Wendy Robards' friends are her fans. They've been amazed over the years as she raised three children alone and took in special needs foster kids, even going so far as to adopt a son, Nicholas, now 7, on her own.
"She's clearly saved his life," said ex-husband Don Russell.
Wendy, 39, works with the athletes for the Special Olympics summer games and just completed her associate's degree in social work with the dream of working with non-verbal children like her daughter Aubrie, who suffers from Joubrett's disease.
Doctors told her Aubrie would live just three months, said Wendy. She has lived 17 years.
And Wendy has fought for all of it, with a sense of humor and funded by several part-time jobs that gave her the flexibility she needed to get Aubrie to and from her many therapy sessions.
Wendy said it's her sense of humor that has kept her sane. Otherwise, a letter she received in early November saying her Dayton rental home was being foreclosed on would have made her crazy.
But instead she began to pack up the house and found another place to call home, which she planned to move into by the Dec. 5 deadline.
Then on Nov. 15, she wasn't feeling very well. So she went to the doctor.
Two days later, she was told she had colon cancer.
Concerned Wendy wouldn't be able to move in, the landlord backed out of renting her the new place, and Wendy, whose savings are coins tossed in a V8 jar in her closet, found herself undergoing procedures for which the doctors wanted at least 30-percent down.
Her parents took out a personal loan and handed over $5,000 of borrowed money in a bid to save their daughter's life.
On Wednesday she underwent surgery to remove the cancer from her colon and an ovary that had a cyst. In 10 days a biopsy will tell her the full extent of what she's up against.
"It's almost too much to believe," she said Thursday from her hospital bed at Carson Tahoe Regional Medical Center. "I still am totally shocked. It doesn't feel real yet."
But the reality didn't take long to sink in for friend Janet Lochman.
She organized a fundraiser that takes advantage of the need for parents to complete their Christmas shopping.
On Dec. 19 volunteers have agreed to babysit elementary school-aged children from noon to 6 p.m. at Dayton High School, said Lochman.
The cost is a $25 donation which includes a snack and drink.
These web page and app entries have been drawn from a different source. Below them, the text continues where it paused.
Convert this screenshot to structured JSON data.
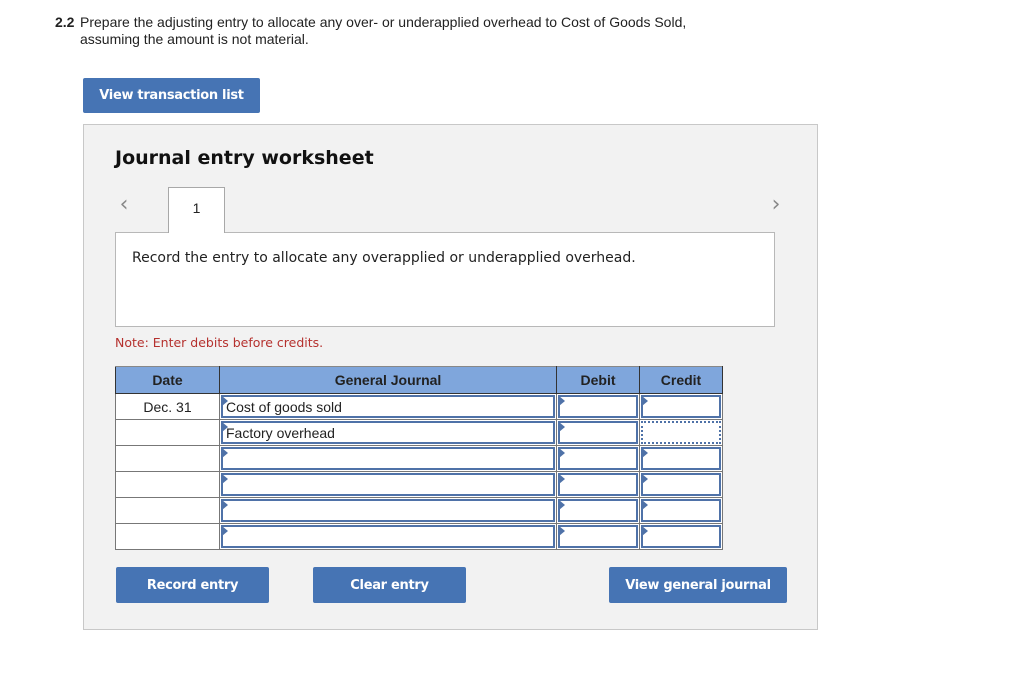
{
  "question": {
    "number": "2.2",
    "text_line1": "Prepare the adjusting entry to allocate any over- or underapplied overhead to Cost of Goods Sold,",
    "text_line2": "assuming the amount is not material."
  },
  "buttons": {
    "view_transaction_list": "View transaction list",
    "record_entry": "Record entry",
    "clear_entry": "Clear entry",
    "view_general_journal": "View general journal"
  },
  "worksheet": {
    "title": "Journal entry worksheet",
    "prev_icon": "‹",
    "next_icon": "›",
    "tabs": [
      {
        "label": "1"
      }
    ],
    "instruction": "Record the entry to allocate any overapplied or underapplied overhead.",
    "note": "Note: Enter debits before credits."
  },
  "journal": {
    "headers": {
      "date": "Date",
      "general_journal": "General Journal",
      "debit": "Debit",
      "credit": "Credit"
    },
    "rows": [
      {
        "date": "Dec. 31",
        "account": "Cost of goods sold",
        "debit": "",
        "credit": ""
      },
      {
        "date": "",
        "account": "Factory overhead",
        "debit": "",
        "credit": ""
      },
      {
        "date": "",
        "account": "",
        "debit": "",
        "credit": ""
      },
      {
        "date": "",
        "account": "",
        "debit": "",
        "credit": ""
      },
      {
        "date": "",
        "account": "",
        "debit": "",
        "credit": ""
      },
      {
        "date": "",
        "account": "",
        "debit": "",
        "credit": ""
      }
    ]
  },
  "colors": {
    "button_blue": "#4674b4",
    "header_blue": "#7fa6dc",
    "note_red": "#b5312e",
    "input_border": "#4f72a8"
  }
}
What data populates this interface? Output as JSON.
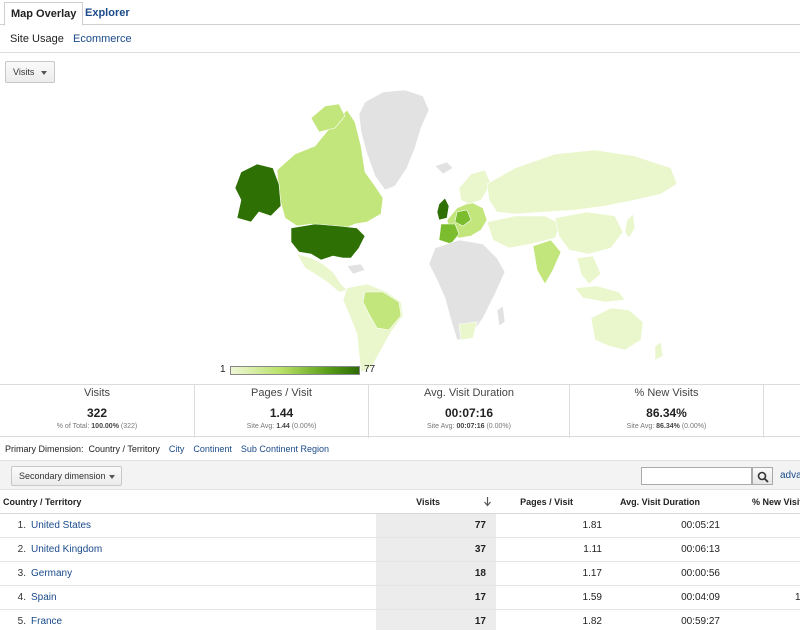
{
  "tabs": [
    {
      "label": "Map Overlay",
      "active": true
    },
    {
      "label": "Explorer",
      "active": false
    }
  ],
  "subtabs": [
    {
      "label": "Site Usage",
      "active": true
    },
    {
      "label": "Ecommerce",
      "active": false
    }
  ],
  "metric_select": {
    "value": "Visits"
  },
  "map": {
    "legend_min": "1",
    "legend_max": "77",
    "colors": {
      "none": "#e2e2e2",
      "light": "#eaf6cc",
      "mid": "#c2e67c",
      "high": "#7bbd2e",
      "max": "#2f7005",
      "border": "#ffffff"
    }
  },
  "summary": [
    {
      "label": "Visits",
      "value": "322",
      "sub_label": "% of Total:",
      "sub_value": "100.00%",
      "sub_extra": "(322)"
    },
    {
      "label": "Pages / Visit",
      "value": "1.44",
      "sub_label": "Site Avg:",
      "sub_value": "1.44",
      "sub_extra": "(0.00%)"
    },
    {
      "label": "Avg. Visit Duration",
      "value": "00:07:16",
      "sub_label": "Site Avg:",
      "sub_value": "00:07:16",
      "sub_extra": "(0.00%)"
    },
    {
      "label": "% New Visits",
      "value": "86.34%",
      "sub_label": "Site Avg:",
      "sub_value": "86.34%",
      "sub_extra": "(0.00%)"
    }
  ],
  "primary_dimension": {
    "label": "Primary Dimension:",
    "active": "Country / Territory",
    "options": [
      "City",
      "Continent",
      "Sub Continent Region"
    ]
  },
  "toolbar": {
    "secondary_dimension": "Secondary dimension",
    "search_value": "",
    "advanced": "adva"
  },
  "table": {
    "headers": {
      "country": "Country / Territory",
      "visits": "Visits",
      "pages": "Pages / Visit",
      "duration": "Avg. Visit Duration",
      "new_visits": "% New Visit"
    },
    "rows": [
      {
        "rank": "1.",
        "country": "United States",
        "visits": "77",
        "pages": "1.81",
        "duration": "00:05:21",
        "new_visits": ""
      },
      {
        "rank": "2.",
        "country": "United Kingdom",
        "visits": "37",
        "pages": "1.11",
        "duration": "00:06:13",
        "new_visits": ""
      },
      {
        "rank": "3.",
        "country": "Germany",
        "visits": "18",
        "pages": "1.17",
        "duration": "00:00:56",
        "new_visits": ""
      },
      {
        "rank": "4.",
        "country": "Spain",
        "visits": "17",
        "pages": "1.59",
        "duration": "00:04:09",
        "new_visits": "1"
      },
      {
        "rank": "5.",
        "country": "France",
        "visits": "17",
        "pages": "1.82",
        "duration": "00:59:27",
        "new_visits": ""
      }
    ]
  }
}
All proceeds will benefit Wendy and her children.
Lochman said they have enough volunteers - high school honor students and student council members - to handle 60 children.
"Wendy's so young, she's always smiling, always positive. When you meet her kids, you find out they are just extraordinary children. It's just a beautiful family," said Lochman. "Her doctor said she can't work and she's been told it's going to take 180 days to see if she's eligible for disability."
"Wendy's spent her whole life taking care of other people, it's her turn now," said Russell.
Friend Ron Myler couldn't praise Wendy enough Thursday.
"She's the reason I do the work I do," said Myler, an employee at Rite of Passage, a Minden-based program for at-risk youth. He said after Wendy once asked if he'd made a difference, he decided to do just that.
"She's made a difference in this world. It's a better place with her," he said. "She's probably the strongest woman I've ever met. We're blessed to have her family in our life."
Wendy just smiled, her eyes wet from tears and returned the compliment.
"I am so blessed. I have a wonderful family and friends. We're gonna get through this," she said.
"She's a survivor," said Myler.
"I sure hope, so," she said with a smile. "I'll give it all I've got."